his Rule and gathered disciples into small
communities called monasteries, parents offered their sons as
"oblates," or gifts of God to the monks.
The word oblate comes from the
Latin oblatus, which means someone who is offered up
or dedicated to something. The boy oblates lived the monastic life
in much the same fashion as their elders, and many became
full-fledged monks as adults.
In addition to the boy oblates, others also lived in the early
Benedictine monasteries. They were generally older men who did not
wish to be monks, yet had a desire to be connected in some way with
the community life. They were also called oblates.
Over time, men and women outside the monasteries wanted to be
affiliated in some way with the work and prayer of the monks and
nuns. But these individuals were married, had family obligations
and employment. They lived in the secular world, but offered
themselves to God, dedicating their lives to the guidance of
the Rule of St. Benedict.
Over the years, as society continued to change and progress, one
thing didn't change: the value and wisdom found in the
holy Rule.
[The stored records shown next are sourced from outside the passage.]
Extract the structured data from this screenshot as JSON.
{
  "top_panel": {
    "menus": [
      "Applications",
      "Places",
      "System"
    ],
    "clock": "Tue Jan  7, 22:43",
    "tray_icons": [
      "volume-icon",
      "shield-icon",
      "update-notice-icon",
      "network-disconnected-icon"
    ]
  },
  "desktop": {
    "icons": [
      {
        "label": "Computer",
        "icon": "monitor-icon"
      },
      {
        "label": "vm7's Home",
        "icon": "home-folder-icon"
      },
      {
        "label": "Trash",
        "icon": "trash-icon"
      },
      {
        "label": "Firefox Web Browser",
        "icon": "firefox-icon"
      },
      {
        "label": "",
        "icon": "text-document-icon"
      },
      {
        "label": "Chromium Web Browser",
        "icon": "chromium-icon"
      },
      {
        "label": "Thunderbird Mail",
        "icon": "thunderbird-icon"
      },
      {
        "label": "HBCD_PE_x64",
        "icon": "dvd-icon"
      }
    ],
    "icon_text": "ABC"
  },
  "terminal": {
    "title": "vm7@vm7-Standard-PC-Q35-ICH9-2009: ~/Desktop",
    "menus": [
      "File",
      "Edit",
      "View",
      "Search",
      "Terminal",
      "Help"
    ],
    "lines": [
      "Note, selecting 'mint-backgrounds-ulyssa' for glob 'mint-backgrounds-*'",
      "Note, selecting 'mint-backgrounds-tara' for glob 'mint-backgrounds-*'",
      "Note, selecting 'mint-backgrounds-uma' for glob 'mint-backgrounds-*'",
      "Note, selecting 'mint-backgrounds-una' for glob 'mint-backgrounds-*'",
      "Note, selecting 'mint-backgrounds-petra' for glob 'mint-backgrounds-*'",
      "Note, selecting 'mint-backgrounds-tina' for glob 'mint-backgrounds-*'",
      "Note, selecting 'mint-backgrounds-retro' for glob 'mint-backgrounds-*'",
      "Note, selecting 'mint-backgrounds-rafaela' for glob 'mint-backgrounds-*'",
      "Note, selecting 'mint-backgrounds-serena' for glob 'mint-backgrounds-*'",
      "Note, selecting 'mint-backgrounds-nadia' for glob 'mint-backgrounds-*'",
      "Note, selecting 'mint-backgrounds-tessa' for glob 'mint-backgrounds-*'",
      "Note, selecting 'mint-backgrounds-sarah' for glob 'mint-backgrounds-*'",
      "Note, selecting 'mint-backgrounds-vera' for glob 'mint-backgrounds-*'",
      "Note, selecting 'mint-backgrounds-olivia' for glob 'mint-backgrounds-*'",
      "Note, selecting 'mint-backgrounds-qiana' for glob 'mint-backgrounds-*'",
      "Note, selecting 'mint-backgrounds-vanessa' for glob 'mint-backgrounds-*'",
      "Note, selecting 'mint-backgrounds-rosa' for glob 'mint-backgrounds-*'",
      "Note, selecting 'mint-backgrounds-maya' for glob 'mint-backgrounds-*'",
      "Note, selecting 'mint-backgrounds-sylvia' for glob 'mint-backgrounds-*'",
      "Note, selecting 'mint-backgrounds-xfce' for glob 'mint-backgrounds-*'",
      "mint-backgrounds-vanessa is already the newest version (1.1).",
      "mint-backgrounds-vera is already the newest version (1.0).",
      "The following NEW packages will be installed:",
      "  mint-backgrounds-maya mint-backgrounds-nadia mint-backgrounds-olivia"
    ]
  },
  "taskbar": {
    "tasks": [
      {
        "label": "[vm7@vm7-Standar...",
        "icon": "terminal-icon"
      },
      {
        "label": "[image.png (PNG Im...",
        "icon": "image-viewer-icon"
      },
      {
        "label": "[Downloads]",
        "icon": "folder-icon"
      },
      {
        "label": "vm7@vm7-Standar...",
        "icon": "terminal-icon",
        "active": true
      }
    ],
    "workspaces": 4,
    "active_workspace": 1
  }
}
Thousands of oblates worldwide continue to
find inspiration and spiritual fulfillment as they follow the
treasure of the Rule of St. Benedict.